EPEAT is a tiered system. For each product category there are a set of required ESG criteria that every applicant must meet. These minimum criteria earn the bronze level EPEAT recognition. There are also optional criteria; meeting these criteria help companies accrue additional points towards the silver and gold level EPEAT recognition for their products. The criteria of course are different for different product categories. EPEAT has multiple criteria across varying ESG categories for every product category.

Criteria Development

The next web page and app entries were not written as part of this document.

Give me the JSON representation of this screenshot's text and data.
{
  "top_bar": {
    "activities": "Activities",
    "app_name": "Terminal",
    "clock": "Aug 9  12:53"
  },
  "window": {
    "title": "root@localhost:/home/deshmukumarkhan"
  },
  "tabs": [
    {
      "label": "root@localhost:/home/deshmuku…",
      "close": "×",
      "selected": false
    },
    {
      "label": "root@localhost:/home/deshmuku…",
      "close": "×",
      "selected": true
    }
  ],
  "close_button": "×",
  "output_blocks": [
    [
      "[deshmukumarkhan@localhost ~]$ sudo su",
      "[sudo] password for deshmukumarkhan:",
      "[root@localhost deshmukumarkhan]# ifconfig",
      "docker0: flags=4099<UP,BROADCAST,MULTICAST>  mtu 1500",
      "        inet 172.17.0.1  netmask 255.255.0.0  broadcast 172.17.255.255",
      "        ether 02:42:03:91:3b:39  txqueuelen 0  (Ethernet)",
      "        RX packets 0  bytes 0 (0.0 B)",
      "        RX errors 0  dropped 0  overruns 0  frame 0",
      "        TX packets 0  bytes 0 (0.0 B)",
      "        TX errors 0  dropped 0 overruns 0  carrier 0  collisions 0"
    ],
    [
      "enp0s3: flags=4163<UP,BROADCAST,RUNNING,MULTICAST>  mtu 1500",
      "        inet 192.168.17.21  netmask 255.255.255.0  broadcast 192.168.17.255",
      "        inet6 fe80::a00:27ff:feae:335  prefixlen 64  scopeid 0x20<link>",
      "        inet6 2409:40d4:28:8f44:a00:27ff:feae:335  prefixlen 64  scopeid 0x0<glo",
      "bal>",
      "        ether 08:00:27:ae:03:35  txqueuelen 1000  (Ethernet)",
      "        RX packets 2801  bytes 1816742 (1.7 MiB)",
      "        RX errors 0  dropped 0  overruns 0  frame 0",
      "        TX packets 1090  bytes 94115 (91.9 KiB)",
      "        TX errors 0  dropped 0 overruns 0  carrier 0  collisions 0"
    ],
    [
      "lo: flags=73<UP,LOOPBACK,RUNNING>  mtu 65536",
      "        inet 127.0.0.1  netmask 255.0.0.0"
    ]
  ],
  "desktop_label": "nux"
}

For each product category the relevant criteria are developed through a voluntary consensus based process with multiple stakeholders, such as those followed by UL, NSF and ASTM, with opportunities for public comment. All criteria are transparent and publicly available. Every three years the criteria for each product category are reviewed to determine if they are still relevant or require updating. Earning the EPEAT ecolabel: Companies seeking to demonstrate that they meet the relevant criteria and register their products with EPEAT must submit all of the required information (detailed in the criteria) to one of the 8 GEC approved conformance assurance bodies (CABS). CABs are located in the US, EU and China, and include organizations like TUV Rhineland, UL and the Chinese Electronics Standardization Institute – Certification. Companies must satisfy the CAB that they meet all of the relevant criteria. Once a company earns the EPEAT ecolabel and their products are listed in the EPEAT registry they are routinely audited through a continuous monitoring program during which they have to demonstrate that they still meet the criteria.

Using the EPEAT Ecolabel

Public and private buyers use EPEAT in specifying products. The US Government has adopted EPEAT as a preferred purchasing element of the federal acquisition process, including for PPAs, and many corporations use EPEAT to guide their purchasing of office electronics. E-commerce companies like Amazon use EPEAT registration for products to inform customers’ purchase decisions. Lightsource bp has touted EPEAT for PV as a way for them to secure sustainably produced PV modules and reduce the carbon payback time for projects. Buyers can use EPEAT in a variety of ways – as an outright specification for all or a portion of purchases, as a value added criteria or as required information in a bid.